◆ **What you are asked to do**:
Extract, from the records beneath this instruction, each line that contains the word "true".

◆ **Source data**:
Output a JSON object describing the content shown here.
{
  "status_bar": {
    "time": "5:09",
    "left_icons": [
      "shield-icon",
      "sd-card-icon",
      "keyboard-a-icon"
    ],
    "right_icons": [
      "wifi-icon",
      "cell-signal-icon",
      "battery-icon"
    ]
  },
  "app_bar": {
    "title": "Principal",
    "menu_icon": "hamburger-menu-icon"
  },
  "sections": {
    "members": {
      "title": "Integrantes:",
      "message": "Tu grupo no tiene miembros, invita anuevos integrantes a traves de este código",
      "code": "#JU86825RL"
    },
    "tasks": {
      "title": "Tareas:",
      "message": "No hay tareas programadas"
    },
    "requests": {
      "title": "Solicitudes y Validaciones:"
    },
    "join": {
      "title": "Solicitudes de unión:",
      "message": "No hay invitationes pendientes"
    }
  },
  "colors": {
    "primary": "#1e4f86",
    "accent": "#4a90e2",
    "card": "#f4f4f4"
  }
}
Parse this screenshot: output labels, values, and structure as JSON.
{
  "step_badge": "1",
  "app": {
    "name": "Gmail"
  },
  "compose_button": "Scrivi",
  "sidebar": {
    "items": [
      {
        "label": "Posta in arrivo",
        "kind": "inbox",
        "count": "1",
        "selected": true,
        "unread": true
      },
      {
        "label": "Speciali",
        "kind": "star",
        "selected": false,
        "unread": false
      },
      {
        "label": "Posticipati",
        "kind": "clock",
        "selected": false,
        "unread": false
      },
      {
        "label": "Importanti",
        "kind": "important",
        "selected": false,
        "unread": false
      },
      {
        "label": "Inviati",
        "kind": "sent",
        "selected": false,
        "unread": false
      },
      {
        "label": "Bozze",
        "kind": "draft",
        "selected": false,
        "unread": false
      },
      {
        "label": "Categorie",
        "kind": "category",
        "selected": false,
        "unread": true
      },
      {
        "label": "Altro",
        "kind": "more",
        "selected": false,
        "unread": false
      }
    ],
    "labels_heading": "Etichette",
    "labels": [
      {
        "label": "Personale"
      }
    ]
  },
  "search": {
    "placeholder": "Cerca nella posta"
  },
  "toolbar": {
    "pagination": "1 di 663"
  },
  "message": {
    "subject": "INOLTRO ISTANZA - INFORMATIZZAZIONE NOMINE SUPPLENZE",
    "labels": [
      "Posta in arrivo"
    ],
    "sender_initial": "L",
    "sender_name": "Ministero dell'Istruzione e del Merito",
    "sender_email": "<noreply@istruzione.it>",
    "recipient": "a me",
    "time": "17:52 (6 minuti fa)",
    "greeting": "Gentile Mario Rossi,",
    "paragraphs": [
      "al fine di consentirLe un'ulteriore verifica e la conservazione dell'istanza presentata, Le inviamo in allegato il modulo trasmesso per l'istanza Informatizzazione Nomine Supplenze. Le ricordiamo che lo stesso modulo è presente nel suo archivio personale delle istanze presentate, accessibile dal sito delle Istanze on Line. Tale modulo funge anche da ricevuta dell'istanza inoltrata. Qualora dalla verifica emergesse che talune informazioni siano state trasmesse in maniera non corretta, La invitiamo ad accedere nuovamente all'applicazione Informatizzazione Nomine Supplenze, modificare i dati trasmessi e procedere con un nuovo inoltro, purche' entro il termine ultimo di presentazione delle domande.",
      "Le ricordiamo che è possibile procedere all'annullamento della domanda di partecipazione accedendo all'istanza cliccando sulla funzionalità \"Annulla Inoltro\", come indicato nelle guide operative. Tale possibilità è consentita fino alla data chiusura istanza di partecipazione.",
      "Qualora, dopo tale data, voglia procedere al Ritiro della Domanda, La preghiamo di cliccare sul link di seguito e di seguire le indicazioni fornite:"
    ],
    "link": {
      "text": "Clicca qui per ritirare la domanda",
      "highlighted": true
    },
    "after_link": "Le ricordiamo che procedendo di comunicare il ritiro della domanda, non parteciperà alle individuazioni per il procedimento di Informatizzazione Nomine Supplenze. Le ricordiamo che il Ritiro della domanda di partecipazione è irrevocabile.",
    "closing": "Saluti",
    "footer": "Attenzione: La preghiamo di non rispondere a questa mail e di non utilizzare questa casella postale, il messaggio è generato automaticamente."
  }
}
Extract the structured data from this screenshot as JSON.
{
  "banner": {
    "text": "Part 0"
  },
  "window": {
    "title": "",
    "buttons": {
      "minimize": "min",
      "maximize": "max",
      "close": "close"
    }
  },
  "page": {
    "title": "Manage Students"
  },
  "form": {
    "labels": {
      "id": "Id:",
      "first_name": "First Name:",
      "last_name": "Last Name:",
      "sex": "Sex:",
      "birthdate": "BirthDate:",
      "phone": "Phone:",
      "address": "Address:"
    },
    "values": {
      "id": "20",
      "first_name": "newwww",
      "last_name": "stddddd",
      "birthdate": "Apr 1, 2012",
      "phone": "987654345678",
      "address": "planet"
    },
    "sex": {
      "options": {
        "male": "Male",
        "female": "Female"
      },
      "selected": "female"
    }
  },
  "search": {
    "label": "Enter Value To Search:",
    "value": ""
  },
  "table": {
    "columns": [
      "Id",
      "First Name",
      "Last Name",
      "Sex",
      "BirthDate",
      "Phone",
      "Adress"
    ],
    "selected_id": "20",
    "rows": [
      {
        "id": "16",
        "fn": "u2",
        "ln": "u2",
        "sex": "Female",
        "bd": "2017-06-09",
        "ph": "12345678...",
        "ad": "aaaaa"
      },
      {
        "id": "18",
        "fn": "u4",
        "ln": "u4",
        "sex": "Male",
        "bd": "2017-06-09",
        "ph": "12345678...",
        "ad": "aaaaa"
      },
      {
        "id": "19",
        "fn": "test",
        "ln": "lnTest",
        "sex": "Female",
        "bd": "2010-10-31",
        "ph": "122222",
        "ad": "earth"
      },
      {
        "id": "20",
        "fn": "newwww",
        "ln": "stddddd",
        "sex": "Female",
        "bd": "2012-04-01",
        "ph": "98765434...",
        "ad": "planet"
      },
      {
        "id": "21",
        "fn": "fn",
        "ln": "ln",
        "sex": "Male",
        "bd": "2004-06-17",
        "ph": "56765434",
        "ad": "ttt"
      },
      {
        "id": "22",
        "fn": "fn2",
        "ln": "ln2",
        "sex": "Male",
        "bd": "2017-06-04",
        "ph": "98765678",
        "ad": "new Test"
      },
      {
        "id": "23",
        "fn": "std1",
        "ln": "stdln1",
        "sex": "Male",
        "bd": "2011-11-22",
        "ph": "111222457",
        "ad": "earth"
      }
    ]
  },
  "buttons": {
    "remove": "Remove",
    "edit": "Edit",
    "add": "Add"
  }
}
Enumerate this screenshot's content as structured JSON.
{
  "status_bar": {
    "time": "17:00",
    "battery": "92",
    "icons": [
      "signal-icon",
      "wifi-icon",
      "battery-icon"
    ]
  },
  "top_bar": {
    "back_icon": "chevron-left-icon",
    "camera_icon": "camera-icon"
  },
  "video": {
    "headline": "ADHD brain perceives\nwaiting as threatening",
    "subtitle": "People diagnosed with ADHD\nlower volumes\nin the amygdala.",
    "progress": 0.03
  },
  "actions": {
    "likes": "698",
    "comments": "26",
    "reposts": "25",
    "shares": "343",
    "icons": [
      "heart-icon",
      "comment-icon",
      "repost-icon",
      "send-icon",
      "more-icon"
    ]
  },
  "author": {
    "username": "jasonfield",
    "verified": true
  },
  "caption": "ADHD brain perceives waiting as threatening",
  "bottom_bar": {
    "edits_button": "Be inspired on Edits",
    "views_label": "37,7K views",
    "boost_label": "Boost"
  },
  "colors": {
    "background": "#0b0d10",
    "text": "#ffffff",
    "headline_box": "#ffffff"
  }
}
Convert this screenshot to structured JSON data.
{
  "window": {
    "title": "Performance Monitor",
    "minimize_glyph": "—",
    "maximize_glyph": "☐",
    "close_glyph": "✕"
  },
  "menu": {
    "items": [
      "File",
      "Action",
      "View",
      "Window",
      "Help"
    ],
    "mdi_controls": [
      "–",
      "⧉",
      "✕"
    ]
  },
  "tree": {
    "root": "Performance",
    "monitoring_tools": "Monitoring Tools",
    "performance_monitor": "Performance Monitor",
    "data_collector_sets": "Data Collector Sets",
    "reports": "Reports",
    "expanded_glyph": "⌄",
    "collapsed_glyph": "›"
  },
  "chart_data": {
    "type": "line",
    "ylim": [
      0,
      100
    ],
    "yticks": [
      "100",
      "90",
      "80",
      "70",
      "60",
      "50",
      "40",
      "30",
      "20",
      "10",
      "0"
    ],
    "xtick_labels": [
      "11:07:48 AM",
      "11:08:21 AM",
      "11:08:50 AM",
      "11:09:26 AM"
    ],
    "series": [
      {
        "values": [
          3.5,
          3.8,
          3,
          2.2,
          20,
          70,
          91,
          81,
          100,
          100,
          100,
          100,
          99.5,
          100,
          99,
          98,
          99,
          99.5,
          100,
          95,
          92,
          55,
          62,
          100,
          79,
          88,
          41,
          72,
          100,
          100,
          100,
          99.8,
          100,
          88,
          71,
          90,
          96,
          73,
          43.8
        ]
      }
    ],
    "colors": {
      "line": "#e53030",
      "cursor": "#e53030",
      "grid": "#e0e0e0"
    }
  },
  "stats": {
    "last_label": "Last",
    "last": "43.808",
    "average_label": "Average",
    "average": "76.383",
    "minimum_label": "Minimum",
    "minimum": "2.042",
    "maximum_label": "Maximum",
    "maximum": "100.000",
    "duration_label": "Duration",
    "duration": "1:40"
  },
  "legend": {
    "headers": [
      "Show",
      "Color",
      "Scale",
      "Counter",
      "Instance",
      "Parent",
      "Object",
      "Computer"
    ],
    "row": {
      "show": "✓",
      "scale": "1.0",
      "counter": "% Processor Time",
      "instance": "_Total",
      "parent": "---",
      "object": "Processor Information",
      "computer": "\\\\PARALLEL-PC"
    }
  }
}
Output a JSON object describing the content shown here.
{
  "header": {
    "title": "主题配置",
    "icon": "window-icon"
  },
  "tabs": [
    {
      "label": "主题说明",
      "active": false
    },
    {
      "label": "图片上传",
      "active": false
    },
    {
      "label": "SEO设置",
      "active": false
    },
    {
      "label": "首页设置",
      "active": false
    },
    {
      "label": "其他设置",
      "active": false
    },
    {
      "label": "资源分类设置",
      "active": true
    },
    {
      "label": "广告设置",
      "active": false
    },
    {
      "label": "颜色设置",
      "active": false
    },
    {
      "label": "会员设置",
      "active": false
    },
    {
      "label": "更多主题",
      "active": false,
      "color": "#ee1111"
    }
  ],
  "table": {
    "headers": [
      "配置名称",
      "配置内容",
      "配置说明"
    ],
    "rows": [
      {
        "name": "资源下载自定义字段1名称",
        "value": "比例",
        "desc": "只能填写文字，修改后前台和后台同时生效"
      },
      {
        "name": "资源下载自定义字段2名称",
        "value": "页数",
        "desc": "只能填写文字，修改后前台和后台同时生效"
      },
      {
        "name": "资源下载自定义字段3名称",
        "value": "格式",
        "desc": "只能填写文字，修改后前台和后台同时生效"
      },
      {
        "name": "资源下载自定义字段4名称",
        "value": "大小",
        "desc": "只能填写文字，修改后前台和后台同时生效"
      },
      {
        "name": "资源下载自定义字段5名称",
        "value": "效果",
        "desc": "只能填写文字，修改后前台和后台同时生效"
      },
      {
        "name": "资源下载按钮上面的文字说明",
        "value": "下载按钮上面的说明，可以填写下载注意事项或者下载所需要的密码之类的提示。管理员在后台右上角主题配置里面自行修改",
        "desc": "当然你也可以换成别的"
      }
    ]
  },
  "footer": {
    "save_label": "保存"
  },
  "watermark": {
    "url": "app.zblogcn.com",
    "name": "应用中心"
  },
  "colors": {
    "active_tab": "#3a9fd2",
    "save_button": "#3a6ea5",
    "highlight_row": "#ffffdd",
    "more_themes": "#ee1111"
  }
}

◆ **Your solution**:
        "selected": true,
        "unread": true
        "unread": true
      "highlighted": true
    "verified": true
      "active": true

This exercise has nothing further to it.